Copy out all the lines in the records that include the word "background".
═══ Data to examine ═══
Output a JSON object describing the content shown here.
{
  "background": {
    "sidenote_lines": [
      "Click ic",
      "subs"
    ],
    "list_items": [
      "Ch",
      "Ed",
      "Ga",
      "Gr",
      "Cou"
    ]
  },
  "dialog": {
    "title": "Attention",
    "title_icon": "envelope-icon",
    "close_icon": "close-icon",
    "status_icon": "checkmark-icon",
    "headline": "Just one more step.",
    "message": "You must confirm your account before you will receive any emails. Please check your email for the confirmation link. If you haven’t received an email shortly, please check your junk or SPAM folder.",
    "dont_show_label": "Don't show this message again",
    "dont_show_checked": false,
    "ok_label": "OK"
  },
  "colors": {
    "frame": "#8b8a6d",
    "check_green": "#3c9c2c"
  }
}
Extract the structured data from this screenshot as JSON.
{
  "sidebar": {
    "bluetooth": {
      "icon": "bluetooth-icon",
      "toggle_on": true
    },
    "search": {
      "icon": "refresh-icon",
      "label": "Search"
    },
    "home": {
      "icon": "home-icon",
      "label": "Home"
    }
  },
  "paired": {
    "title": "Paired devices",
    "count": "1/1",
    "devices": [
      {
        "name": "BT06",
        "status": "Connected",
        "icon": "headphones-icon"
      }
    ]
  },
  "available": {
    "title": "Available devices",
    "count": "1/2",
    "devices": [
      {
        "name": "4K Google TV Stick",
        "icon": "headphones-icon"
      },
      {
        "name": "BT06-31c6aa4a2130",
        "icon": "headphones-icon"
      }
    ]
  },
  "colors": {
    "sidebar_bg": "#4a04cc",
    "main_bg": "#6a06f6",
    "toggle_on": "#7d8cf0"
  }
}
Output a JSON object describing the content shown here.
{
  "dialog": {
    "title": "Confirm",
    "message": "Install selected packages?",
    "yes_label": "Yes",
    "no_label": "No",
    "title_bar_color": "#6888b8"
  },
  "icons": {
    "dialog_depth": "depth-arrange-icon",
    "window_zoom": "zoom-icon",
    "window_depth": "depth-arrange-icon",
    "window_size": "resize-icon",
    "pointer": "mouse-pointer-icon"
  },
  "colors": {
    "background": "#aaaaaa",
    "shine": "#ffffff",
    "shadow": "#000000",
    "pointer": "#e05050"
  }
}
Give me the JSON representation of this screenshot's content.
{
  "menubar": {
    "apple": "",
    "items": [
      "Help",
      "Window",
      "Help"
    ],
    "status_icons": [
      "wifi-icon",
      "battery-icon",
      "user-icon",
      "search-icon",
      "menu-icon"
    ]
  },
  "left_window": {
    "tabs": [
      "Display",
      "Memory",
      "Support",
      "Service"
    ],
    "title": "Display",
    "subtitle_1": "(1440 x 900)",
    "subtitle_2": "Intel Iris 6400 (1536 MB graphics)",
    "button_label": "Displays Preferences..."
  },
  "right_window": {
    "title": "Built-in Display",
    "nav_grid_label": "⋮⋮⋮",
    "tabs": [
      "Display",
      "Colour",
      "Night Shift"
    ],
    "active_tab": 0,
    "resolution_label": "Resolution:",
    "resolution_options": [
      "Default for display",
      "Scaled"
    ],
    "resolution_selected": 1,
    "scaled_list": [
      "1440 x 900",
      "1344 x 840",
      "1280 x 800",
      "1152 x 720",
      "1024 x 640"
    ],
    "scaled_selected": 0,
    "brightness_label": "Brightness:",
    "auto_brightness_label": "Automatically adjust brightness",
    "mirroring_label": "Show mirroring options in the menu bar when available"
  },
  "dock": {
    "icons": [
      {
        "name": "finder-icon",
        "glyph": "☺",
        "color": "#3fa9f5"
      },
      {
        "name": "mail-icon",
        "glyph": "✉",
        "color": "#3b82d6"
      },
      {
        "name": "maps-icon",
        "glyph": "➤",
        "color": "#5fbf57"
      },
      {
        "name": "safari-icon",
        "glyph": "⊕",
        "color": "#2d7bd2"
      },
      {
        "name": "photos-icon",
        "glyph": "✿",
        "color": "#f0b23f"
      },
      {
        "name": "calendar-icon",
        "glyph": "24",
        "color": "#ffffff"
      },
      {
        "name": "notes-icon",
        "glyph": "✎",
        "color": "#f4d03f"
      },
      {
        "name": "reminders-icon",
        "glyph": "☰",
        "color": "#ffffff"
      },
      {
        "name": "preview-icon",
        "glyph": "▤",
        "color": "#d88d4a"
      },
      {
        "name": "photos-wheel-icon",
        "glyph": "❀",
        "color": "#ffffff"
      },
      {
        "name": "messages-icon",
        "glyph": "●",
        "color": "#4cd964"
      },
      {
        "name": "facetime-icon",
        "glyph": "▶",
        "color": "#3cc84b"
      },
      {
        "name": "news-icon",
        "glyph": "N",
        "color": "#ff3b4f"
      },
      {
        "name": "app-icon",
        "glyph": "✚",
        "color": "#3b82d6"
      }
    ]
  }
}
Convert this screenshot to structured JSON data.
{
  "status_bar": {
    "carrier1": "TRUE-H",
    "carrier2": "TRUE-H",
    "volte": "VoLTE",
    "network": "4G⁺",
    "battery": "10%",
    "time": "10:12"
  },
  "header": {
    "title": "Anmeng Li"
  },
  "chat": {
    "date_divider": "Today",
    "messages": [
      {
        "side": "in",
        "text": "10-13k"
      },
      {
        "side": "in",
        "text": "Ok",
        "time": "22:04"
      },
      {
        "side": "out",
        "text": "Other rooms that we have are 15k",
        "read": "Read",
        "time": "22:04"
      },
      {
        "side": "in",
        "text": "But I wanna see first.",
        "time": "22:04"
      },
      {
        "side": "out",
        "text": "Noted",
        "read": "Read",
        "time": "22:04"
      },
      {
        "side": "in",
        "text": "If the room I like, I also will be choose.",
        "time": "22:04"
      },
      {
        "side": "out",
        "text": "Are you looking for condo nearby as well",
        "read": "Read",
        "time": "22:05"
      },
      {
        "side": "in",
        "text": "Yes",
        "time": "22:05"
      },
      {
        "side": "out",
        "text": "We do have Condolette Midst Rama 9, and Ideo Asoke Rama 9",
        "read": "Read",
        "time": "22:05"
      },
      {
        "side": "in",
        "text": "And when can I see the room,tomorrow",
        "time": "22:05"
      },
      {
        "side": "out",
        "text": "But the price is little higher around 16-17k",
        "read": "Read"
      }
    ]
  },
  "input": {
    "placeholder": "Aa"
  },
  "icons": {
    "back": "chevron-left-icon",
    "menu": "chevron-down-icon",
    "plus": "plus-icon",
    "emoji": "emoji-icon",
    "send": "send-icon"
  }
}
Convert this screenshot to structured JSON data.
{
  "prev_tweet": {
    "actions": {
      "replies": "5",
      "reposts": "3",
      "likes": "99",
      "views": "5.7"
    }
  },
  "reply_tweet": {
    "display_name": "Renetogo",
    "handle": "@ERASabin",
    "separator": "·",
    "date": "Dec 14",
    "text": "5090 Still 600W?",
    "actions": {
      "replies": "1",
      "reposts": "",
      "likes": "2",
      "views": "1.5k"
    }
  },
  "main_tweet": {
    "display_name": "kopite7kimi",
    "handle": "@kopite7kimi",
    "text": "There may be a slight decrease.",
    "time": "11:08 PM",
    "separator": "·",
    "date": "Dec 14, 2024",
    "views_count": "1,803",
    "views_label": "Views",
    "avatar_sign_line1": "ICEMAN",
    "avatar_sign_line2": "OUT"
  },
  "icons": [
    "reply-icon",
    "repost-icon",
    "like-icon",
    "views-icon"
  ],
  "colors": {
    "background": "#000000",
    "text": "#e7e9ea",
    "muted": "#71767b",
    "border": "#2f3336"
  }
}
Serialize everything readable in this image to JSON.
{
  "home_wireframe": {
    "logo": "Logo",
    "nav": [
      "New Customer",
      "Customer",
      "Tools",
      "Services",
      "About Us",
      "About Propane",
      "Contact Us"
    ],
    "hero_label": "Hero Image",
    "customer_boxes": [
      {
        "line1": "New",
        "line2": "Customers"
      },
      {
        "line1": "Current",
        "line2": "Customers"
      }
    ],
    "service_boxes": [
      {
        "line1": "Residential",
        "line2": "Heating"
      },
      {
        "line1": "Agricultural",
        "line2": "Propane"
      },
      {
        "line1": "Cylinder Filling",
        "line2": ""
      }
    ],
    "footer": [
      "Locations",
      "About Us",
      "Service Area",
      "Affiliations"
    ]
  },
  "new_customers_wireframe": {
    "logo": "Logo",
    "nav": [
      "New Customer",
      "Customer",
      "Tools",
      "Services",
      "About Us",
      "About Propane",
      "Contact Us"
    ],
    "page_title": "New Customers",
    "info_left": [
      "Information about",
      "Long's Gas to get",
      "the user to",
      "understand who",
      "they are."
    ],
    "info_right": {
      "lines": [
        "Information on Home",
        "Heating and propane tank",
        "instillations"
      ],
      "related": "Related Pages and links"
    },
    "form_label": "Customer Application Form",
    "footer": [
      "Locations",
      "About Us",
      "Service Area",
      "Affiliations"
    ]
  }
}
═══
*Reply*.
  "background": {
    "background": "#aaaaaa",
    "background": "#000000",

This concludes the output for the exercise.